During a call Tuesday morning, Palestinian leader Mahmoud Abbas said moving the U.S. Embassy would present a grave threat to Middle East peace after Trump reportedly confirmed the move. Turkey has threatened to cut off all diplomatic ties with Israel in response.
On the 2016 campaign trail, Trump repeatedly promised to move the embassy. Earlier this year, Trump visited Israel on his first foreign trip as president and prayed at the Western Wall. He was hosted by Netanyahu and his wife in their home.
The U.S. Congress had already voted to move the embassy through the Jerusalem Embassy Act, which the president signed on Wednesday.
The U.S. would be the first country to move its embassy to Jerusalem, which is claimed by both Israelis and Palestinians. Other countries who have diplomatic relations with Israel keep their embassies in Tel Aviv.
But the embassy move would not be immediate and could take at least three or four years.

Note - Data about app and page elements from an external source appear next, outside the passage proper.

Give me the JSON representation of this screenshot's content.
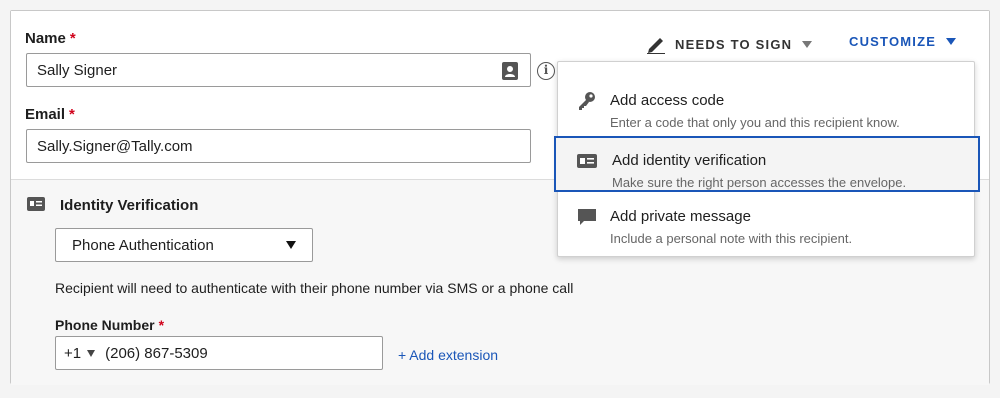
{
  "recipient": {
    "name_label": "Name",
    "required_marker": "*",
    "name_value": "Sally Signer",
    "email_label": "Email",
    "email_value": "Sally.Signer@Tally.com"
  },
  "toolbar": {
    "action_label": "NEEDS TO SIGN",
    "customize_label": "CUSTOMIZE"
  },
  "customize_menu": {
    "items": [
      {
        "title": "Add access code",
        "description": "Enter a code that only you and this recipient know.",
        "icon": "key-icon"
      },
      {
        "title": "Add identity verification",
        "description": "Make sure the right person accesses the envelope.",
        "icon": "id-card-icon"
      },
      {
        "title": "Add private message",
        "description": "Include a personal note with this recipient.",
        "icon": "speech-bubble-icon"
      }
    ],
    "selected_index": 1
  },
  "identity_verification": {
    "heading": "Identity Verification",
    "method_selected": "Phone Authentication",
    "help_text": "Recipient will need to authenticate with their phone number via SMS or a phone call",
    "phone_label": "Phone Number",
    "country_code": "+1",
    "phone_value": "(206) 867-5309",
    "add_extension_label": "+ Add extension"
  },
  "colors": {
    "accent": "#1a56b8",
    "required": "#d0021b"
  }
}
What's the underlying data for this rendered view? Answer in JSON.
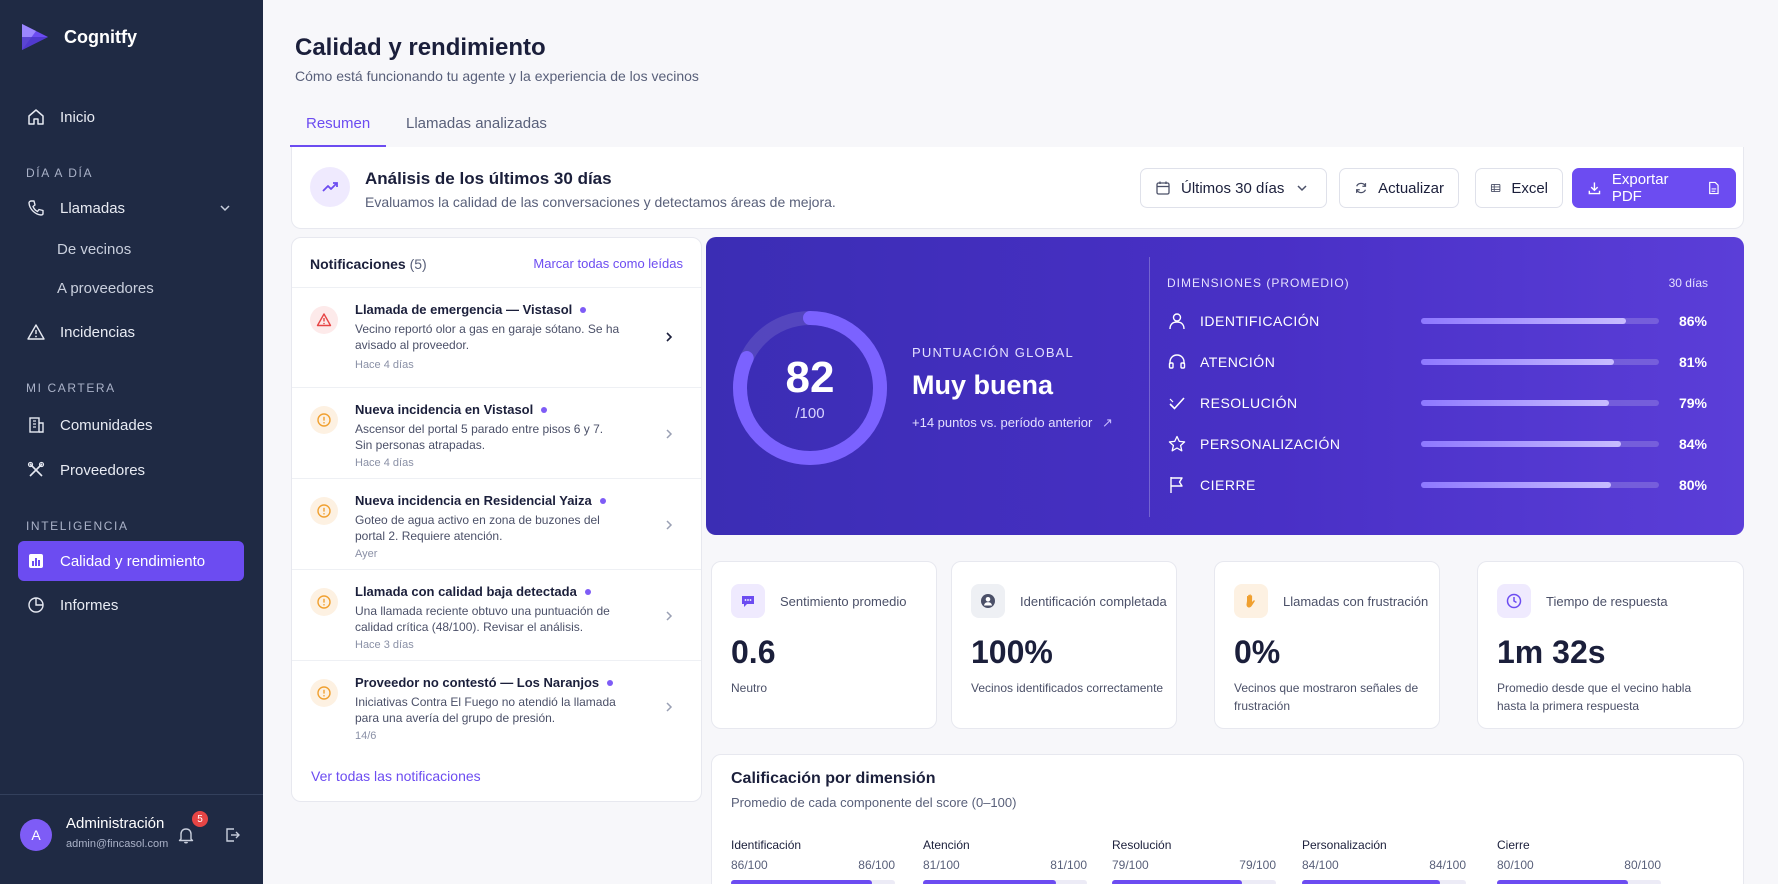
{
  "app": {
    "name": "Cognitfy"
  },
  "sidebar": {
    "inicio": "Inicio",
    "section_dia": "DÍA A DÍA",
    "llamadas": "Llamadas",
    "de_vecinos": "De vecinos",
    "a_proveedores": "A proveedores",
    "incidencias": "Incidencias",
    "section_cartera": "MI CARTERA",
    "comunidades": "Comunidades",
    "proveedores": "Proveedores",
    "section_inteligencia": "INTELIGENCIA",
    "calidad": "Calidad y rendimiento",
    "informes": "Informes",
    "user": {
      "initial": "A",
      "name": "Administración",
      "email": "admin@fincasol.com",
      "notifications_badge": "5"
    }
  },
  "header": {
    "title": "Calidad y rendimiento",
    "subtitle": "Cómo está funcionando tu agente y la experiencia de los vecinos"
  },
  "tabs": [
    "Resumen",
    "Llamadas analizadas"
  ],
  "toolbar": {
    "title": "Análisis de los últimos 30 días",
    "subtitle": "Evaluamos la calidad de las conversaciones y detectamos áreas de mejora.",
    "period": "Últimos 30 días",
    "refresh": "Actualizar",
    "excel": "Excel",
    "export": "Exportar PDF"
  },
  "notifications": {
    "title": "Notificaciones",
    "count": "(5)",
    "mark_all": "Marcar todas como leídas",
    "see_all": "Ver todas las notificaciones",
    "items": [
      {
        "title": "Llamada de emergencia — Vistasol",
        "body": "Vecino reportó olor a gas en garaje sótano. Se ha avisado al proveedor.",
        "time": "Hace 4 días",
        "type": "emergency"
      },
      {
        "title": "Nueva incidencia en Vistasol",
        "body": "Ascensor del portal 5 parado entre pisos 6 y 7. Sin personas atrapadas.",
        "time": "Hace 4 días",
        "type": "warning"
      },
      {
        "title": "Nueva incidencia en Residencial Yaiza",
        "body": "Goteo de agua activo en zona de buzones del portal 2. Requiere atención.",
        "time": "Ayer",
        "type": "warning"
      },
      {
        "title": "Llamada con calidad baja detectada",
        "body": "Una llamada reciente obtuvo una puntuación de calidad crítica (48/100). Revisar el análisis.",
        "time": "Hace 3 días",
        "type": "warning"
      },
      {
        "title": "Proveedor no contestó — Los Naranjos",
        "body": "Iniciativas Contra El Fuego no atendió la llamada para una avería del grupo de presión.",
        "time": "14/6",
        "type": "warning"
      }
    ]
  },
  "score": {
    "value": "82",
    "value_num": 82,
    "max": "/100",
    "label": "PUNTUACIÓN GLOBAL",
    "rating": "Muy buena",
    "delta": "+14 puntos vs. período anterior",
    "dim_header": "DIMENSIONES (PROMEDIO)",
    "dim_period": "30 días",
    "dimensions": [
      {
        "name": "IDENTIFICACIÓN",
        "pct": "86%",
        "value": 86
      },
      {
        "name": "ATENCIÓN",
        "pct": "81%",
        "value": 81
      },
      {
        "name": "RESOLUCIÓN",
        "pct": "79%",
        "value": 79
      },
      {
        "name": "PERSONALIZACIÓN",
        "pct": "84%",
        "value": 84
      },
      {
        "name": "CIERRE",
        "pct": "80%",
        "value": 80
      }
    ]
  },
  "kpis": [
    {
      "label": "Sentimiento promedio",
      "value": "0.6",
      "desc": "Neutro",
      "icon": "chat-icon",
      "color": "#6c4cf1"
    },
    {
      "label": "Identificación completada",
      "value": "100%",
      "desc": "Vecinos identificados correctamente",
      "icon": "user-icon",
      "color": "#4b5068"
    },
    {
      "label": "Llamadas con frustración",
      "value": "0%",
      "desc": "Vecinos que mostraron señales de frustración",
      "icon": "hand-icon",
      "color": "#f0a030"
    },
    {
      "label": "Tiempo de respuesta",
      "value": "1m 32s",
      "desc": "Promedio desde que el vecino habla hasta la primera respuesta",
      "icon": "clock-icon",
      "color": "#6c4cf1"
    }
  ],
  "ratings": {
    "title": "Calificación por dimensión",
    "subtitle": "Promedio de cada componente del score (0–100)",
    "items": [
      {
        "name": "Identificación",
        "left": "86/100",
        "right": "86/100",
        "value": 86
      },
      {
        "name": "Atención",
        "left": "81/100",
        "right": "81/100",
        "value": 81
      },
      {
        "name": "Resolución",
        "left": "79/100",
        "right": "79/100",
        "value": 79
      },
      {
        "name": "Personalización",
        "left": "84/100",
        "right": "84/100",
        "value": 84
      },
      {
        "name": "Cierre",
        "left": "80/100",
        "right": "80/100",
        "value": 80
      }
    ]
  },
  "colors": {
    "accent": "#6c4cf1",
    "sidebar": "#1f2a44",
    "panel": "#4930c6",
    "danger": "#e64545",
    "warning": "#f0a030"
  }
}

U.S. government employees in Israel have been warned not to travel to the West Bank and Old City as riots from Palestinians have been planned.